When is the last time you PLAYED with your child?

Play is how children communicate. Play is the child’s language. Maybe you have heard that before—maybe you haven’t, but I wanted to take some time and break down what that means and why play is so important for children. Why? Because, so many times, kids today do not play or know how to play. Spending time playing video games or playing on an I-pad—is not the same play I am talking about and that is not the play that is so important in healthy child development.

There is an entire field of child therapists who use play to help children work on a variety of life events and situations. And, we don’t use play primarily because we are big kids who just enjoy playing with toys (even though that may be the case sometimes)—we use play because we understand that play is the way that children can make sense of themselves and the world around them.

First, there are different types of play based on age, development, and environment. The researcher, Mildred Parten talks about 6 stages of play:

  1. Unoccupied play.This is the beginning—children are babies—little movement—think about babies exploring objects. At this stage, babies are learning about the world around them.
  2. Solitary play.This is play when children are playing by themselves—they don\’t notice others and they are working on mastering standing/walking skills and setting the stage for playing with others.
  3. Onlooker play.This is play when children watch others play but do not join others in their play—they are learning about people—think of it like “people watching.” This is when they learn about social expectations and how others interact in and with the world.
  4. Parallel play.This is play when children are next to each other but do not interact with each other. So, children are saying “hey, I notice you and I\’ll get close to you, and I might play with the same toy, but I\’m not playing with you yet.”
  5. Associative play.This play is when children start to realize that they can play and engage in an activity with another person and doing it with another person is more entertaining.
  6. Cooperative play.This is play when children can work together to accomplish a goal while working through conflict, disagreements, different viewpoints, different emotions, and use many different social skills to interact with others.

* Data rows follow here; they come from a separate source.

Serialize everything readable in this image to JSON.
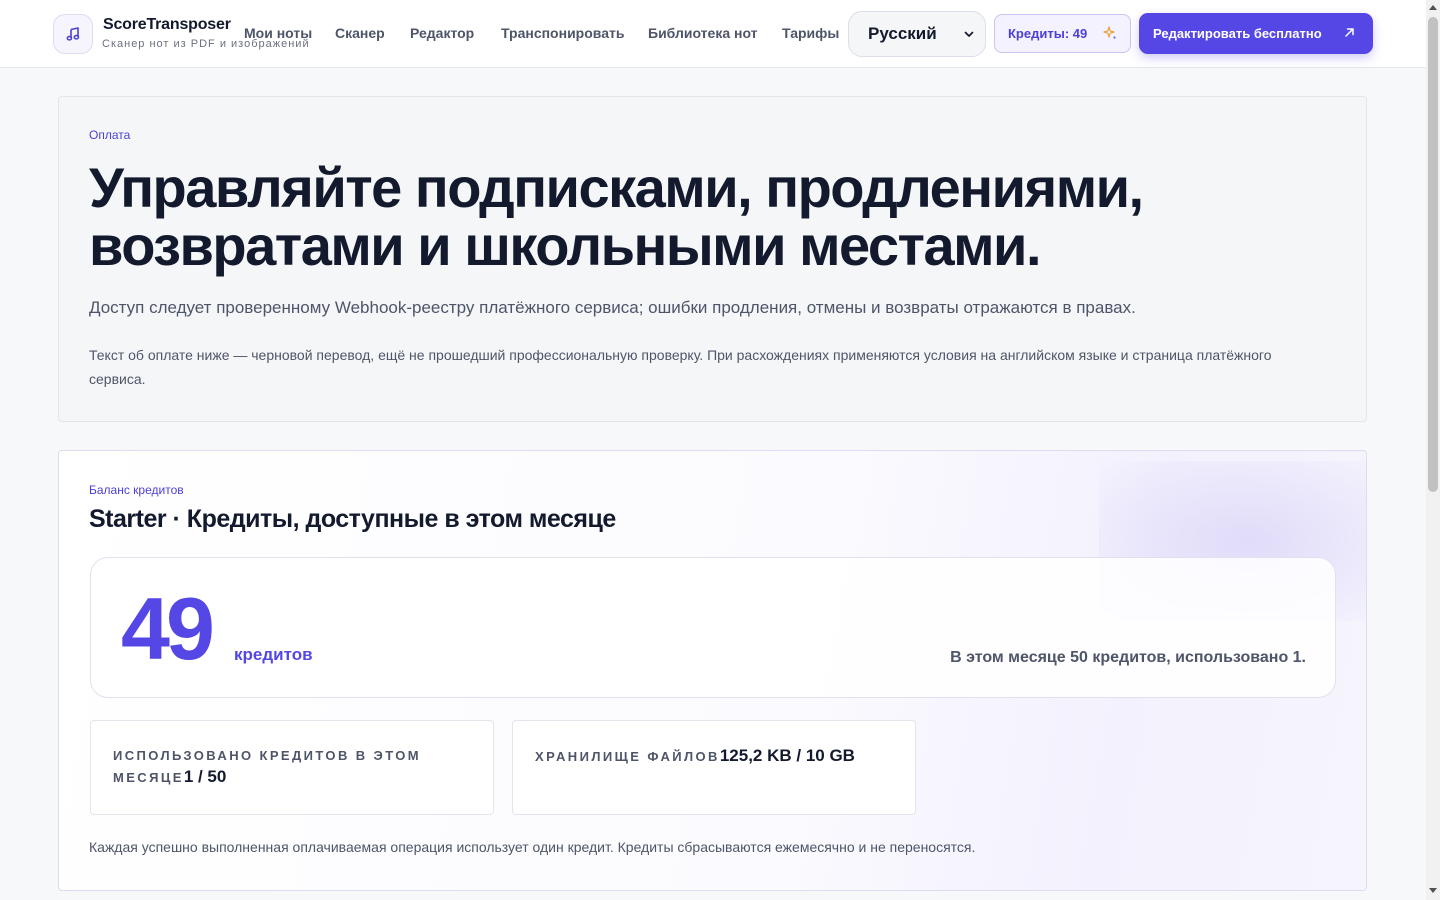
{
  "header": {
    "brand_name": "ScoreTransposer",
    "brand_tagline": "Сканер нот из PDF и изображений",
    "logo_icon": "music-note-icon",
    "nav": [
      {
        "label": "Мои ноты"
      },
      {
        "label": "Сканер"
      },
      {
        "label": "Редактор"
      },
      {
        "label": "Транспонировать"
      },
      {
        "label": "Библиотека нот"
      },
      {
        "label": "Тарифы"
      }
    ],
    "language": {
      "selected": "Русский",
      "icon": "chevron-down-icon"
    },
    "credits_pill": {
      "label": "Кредиты: 49",
      "icon": "sparkle-icon"
    },
    "cta": {
      "label": "Редактировать бесплатно",
      "icon": "arrow-up-right-icon"
    }
  },
  "hero": {
    "eyebrow": "Оплата",
    "title": "Управляйте подписками, продлениями, возвратами и школьными местами.",
    "lead": "Доступ следует проверенному Webhook-реестру платёжного сервиса; ошибки продления, отмены и возвраты отражаются в правах.",
    "note": "Текст об оплате ниже — черновой перевод, ещё не прошедший профессиональную проверку. При расхождениях применяются условия на английском языке и страница платёжного сервиса."
  },
  "credits": {
    "eyebrow": "Баланс кредитов",
    "title": "Starter · Кредиты, доступные в этом месяце",
    "balance": "49",
    "balance_unit": "кредитов",
    "summary": "В этом месяце 50 кредитов, использовано 1.",
    "stats": [
      {
        "label": "Использовано кредитов в этом месяце",
        "value": "1 / 50"
      },
      {
        "label": "Хранилище файлов",
        "value": "125,2 KB / 10 GB"
      }
    ],
    "footnote": "Каждая успешно выполненная оплачиваемая операция использует один кредит. Кредиты сбрасываются ежемесячно и не переносятся."
  },
  "colors": {
    "accent": "#5546e6",
    "text": "#141a2e",
    "muted": "#4f5568",
    "background": "#f7f8fa"
  }
}
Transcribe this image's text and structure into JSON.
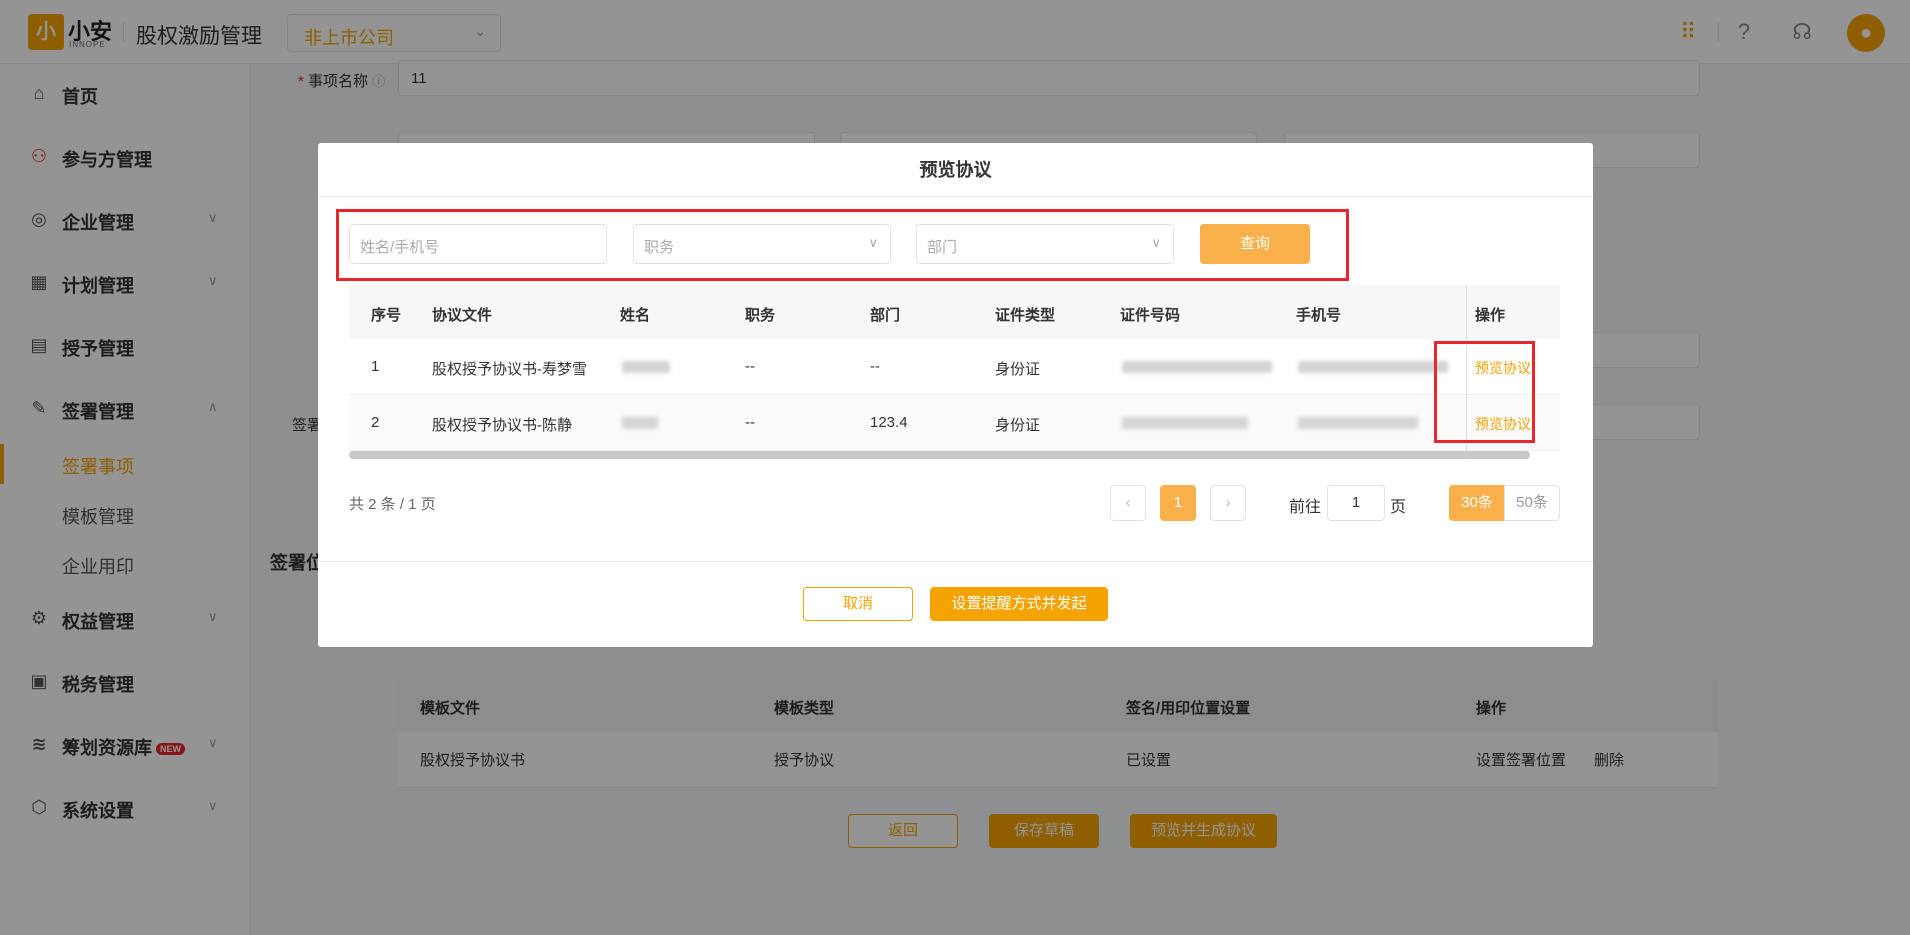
{
  "header": {
    "logo_glyph": "小",
    "logo_text": "小安",
    "logo_sub": "INNOPE",
    "app_title": "股权激励管理",
    "company_select": "非上市公司",
    "icons": [
      "apps-grid-icon",
      "help-icon",
      "customer-service-icon",
      "user-avatar-icon"
    ]
  },
  "sidebar": {
    "items": [
      {
        "label": "首页",
        "icon": "home-icon"
      },
      {
        "label": "参与方管理",
        "icon": "users-icon"
      },
      {
        "label": "企业管理",
        "icon": "enterprise-icon"
      },
      {
        "label": "计划管理",
        "icon": "plan-icon"
      },
      {
        "label": "授予管理",
        "icon": "grant-icon"
      },
      {
        "label": "签署管理",
        "icon": "sign-icon"
      },
      {
        "label": "权益管理",
        "icon": "equity-icon"
      },
      {
        "label": "税务管理",
        "icon": "tax-icon"
      },
      {
        "label": "筹划资源库",
        "icon": "layers-icon",
        "badge": "NEW"
      },
      {
        "label": "系统设置",
        "icon": "settings-icon"
      }
    ],
    "sub_items": [
      "签署事项",
      "模板管理",
      "企业用印"
    ]
  },
  "main": {
    "field_label": "事项名称",
    "field_value": "11",
    "partial_label": "签署",
    "section_label": "签署位",
    "tpl_headers": [
      "模板文件",
      "模板类型",
      "签名/用印位置设置",
      "操作"
    ],
    "tpl_row": {
      "file": "股权授予协议书",
      "type": "授予协议",
      "status": "已设置",
      "op1": "设置签署位置",
      "op2": "删除"
    },
    "buttons": {
      "back": "返回",
      "save": "保存草稿",
      "preview": "预览并生成协议"
    }
  },
  "modal": {
    "title": "预览协议",
    "filter": {
      "name_placeholder": "姓名/手机号",
      "position_placeholder": "职务",
      "dept_placeholder": "部门",
      "query": "查询"
    },
    "columns": [
      "序号",
      "协议文件",
      "姓名",
      "职务",
      "部门",
      "证件类型",
      "证件号码",
      "手机号",
      "操作"
    ],
    "rows": [
      {
        "no": "1",
        "file": "股权授予协议书-寿梦雪",
        "position": "--",
        "dept": "--",
        "id_type": "身份证",
        "op": "预览协议"
      },
      {
        "no": "2",
        "file": "股权授予协议书-陈静",
        "position": "--",
        "dept": "123.4",
        "id_type": "身份证",
        "op": "预览协议"
      }
    ],
    "pagination": {
      "total": "共 2 条 / 1 页",
      "current": "1",
      "goto_prefix": "前往",
      "goto_value": "1",
      "goto_suffix": "页",
      "size_30": "30条",
      "size_50": "50条"
    },
    "footer": {
      "cancel": "取消",
      "confirm": "设置提醒方式并发起"
    }
  }
}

Now, notice I did not mention ages when they go through the stages—that is on purpose because it is individualized to your kiddo; however, if you are noticing that your older child, think upper elementary is still at the solitary or onlooker stage, it may be worth it to speak with someone or just observe other developmental milestones.

Why? Because, the skills that kids use when they learn how to play and practice while playing with toys (not electronics) are the skills that they will need to interact with others at school and in life! So, take some time this week and grab some toys (the ones that do NOT need a charger) and PLAY with your kid! Try not to CONTROL the play. Let your kiddo invite you and explain the game/play to you. Just be with them and be in their world. It may surprise you what you learn about your kiddo and how doing such a “simple” thing might improve the relationship with your kid A LOT! So, take 15 minutes and play—how did it go?

Partnering with you,